Content starts

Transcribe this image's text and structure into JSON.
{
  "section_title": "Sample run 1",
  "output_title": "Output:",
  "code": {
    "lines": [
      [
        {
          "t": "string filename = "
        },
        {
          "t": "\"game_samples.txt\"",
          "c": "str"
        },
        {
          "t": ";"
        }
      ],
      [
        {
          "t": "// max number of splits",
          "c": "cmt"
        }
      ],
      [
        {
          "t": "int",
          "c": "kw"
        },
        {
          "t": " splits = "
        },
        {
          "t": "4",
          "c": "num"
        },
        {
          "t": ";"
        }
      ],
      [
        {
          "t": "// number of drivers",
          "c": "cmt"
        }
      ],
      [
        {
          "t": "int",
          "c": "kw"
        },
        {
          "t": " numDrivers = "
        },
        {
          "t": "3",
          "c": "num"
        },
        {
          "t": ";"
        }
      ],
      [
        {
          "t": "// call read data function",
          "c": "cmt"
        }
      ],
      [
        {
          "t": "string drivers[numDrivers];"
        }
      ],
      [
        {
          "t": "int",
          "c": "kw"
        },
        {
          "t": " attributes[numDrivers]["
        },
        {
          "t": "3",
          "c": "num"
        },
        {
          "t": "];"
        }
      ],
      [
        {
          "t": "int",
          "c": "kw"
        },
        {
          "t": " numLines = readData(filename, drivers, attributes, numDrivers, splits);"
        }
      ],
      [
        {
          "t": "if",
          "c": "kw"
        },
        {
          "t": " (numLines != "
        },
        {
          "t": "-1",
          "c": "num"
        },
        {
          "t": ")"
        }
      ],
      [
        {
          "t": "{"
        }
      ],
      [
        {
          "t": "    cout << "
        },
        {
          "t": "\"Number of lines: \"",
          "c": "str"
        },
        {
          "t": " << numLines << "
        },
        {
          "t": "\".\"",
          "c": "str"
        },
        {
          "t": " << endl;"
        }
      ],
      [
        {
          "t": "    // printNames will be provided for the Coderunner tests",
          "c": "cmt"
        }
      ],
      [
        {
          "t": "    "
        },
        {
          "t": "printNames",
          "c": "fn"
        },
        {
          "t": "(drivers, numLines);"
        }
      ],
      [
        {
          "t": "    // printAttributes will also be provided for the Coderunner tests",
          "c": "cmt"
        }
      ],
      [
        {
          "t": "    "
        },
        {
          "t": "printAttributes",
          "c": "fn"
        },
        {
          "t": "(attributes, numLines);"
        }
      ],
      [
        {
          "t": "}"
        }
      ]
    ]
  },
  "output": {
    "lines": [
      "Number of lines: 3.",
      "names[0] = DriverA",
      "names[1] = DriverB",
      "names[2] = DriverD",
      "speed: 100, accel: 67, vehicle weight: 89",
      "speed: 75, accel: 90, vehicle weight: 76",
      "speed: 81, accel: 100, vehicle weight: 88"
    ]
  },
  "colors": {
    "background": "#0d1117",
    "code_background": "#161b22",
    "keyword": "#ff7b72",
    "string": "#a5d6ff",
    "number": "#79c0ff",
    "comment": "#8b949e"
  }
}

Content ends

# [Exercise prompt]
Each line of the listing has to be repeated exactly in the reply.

# [Result]
Transcribe this image's text and structure into JSON.
{
  "section_title": "Sample run 1",
  "output_title": "Output:",
  "code": {
    "lines": [
      [
        {
          "t": "string filename = "
        },
        {
          "t": "\"game_samples.txt\"",
          "c": "str"
        },
        {
          "t": ";"
        }
      ],
      [
        {
          "t": "// max number of splits",
          "c": "cmt"
        }
      ],
      [
        {
          "t": "int",
          "c": "kw"
        },
        {
          "t": " splits = "
        },
        {
          "t": "4",
          "c": "num"
        },
        {
          "t": ";"
        }
      ],
      [
        {
          "t": "// number of drivers",
          "c": "cmt"
        }
      ],
      [
        {
          "t": "int",
          "c": "kw"
        },
        {
          "t": " numDrivers = "
        },
        {
          "t": "3",
          "c": "num"
        },
        {
          "t": ";"
        }
      ],
      [
        {
          "t": "// call read data function",
          "c": "cmt"
        }
      ],
      [
        {
          "t": "string drivers[numDrivers];"
        }
      ],
      [
        {
          "t": "int",
          "c": "kw"
        },
        {
          "t": " attributes[numDrivers]["
        },
        {
          "t": "3",
          "c": "num"
        },
        {
          "t": "];"
        }
      ],
      [
        {
          "t": "int",
          "c": "kw"
        },
        {
          "t": " numLines = readData(filename, drivers, attributes, numDrivers, splits);"
        }
      ],
      [
        {
          "t": "if",
          "c": "kw"
        },
        {
          "t": " (numLines != "
        },
        {
          "t": "-1",
          "c": "num"
        },
        {
          "t": ")"
        }
      ],
      [
        {
          "t": "{"
        }
      ],
      [
        {
          "t": "    cout << "
        },
        {
          "t": "\"Number of lines: \"",
          "c": "str"
        },
        {
          "t": " << numLines << "
        },
        {
          "t": "\".\"",
          "c": "str"
        },
        {
          "t": " << endl;"
        }
      ],
      [
        {
          "t": "    // printNames will be provided for the Coderunner tests",
          "c": "cmt"
        }
      ],
      [
        {
          "t": "    "
        },
        {
          "t": "printNames",
          "c": "fn"
        },
        {
          "t": "(drivers, numLines);"
        }
      ],
      [
        {
          "t": "    // printAttributes will also be provided for the Coderunner tests",
          "c": "cmt"
        }
      ],
      [
        {
          "t": "    "
        },
        {
          "t": "printAttributes",
          "c": "fn"
        },
        {
          "t": "(attributes, numLines);"
        }
      ],
      [
        {
          "t": "}"
        }
      ]
    ]
  },
  "output": {
    "lines": [
      "Number of lines: 3.",
      "names[0] = DriverA",
      "names[1] = DriverB",
      "names[2] = DriverD",
      "speed: 100, accel: 67, vehicle weight: 89",
      "speed: 75, accel: 90, vehicle weight: 76",
      "speed: 81, accel: 100, vehicle weight: 88"
    ]
  },
  "colors": {
    "background": "#0d1117",
    "code_background": "#161b22",
    "keyword": "#ff7b72",
    "string": "#a5d6ff",
    "number": "#79c0ff",
    "comment": "#8b949e"
  }
}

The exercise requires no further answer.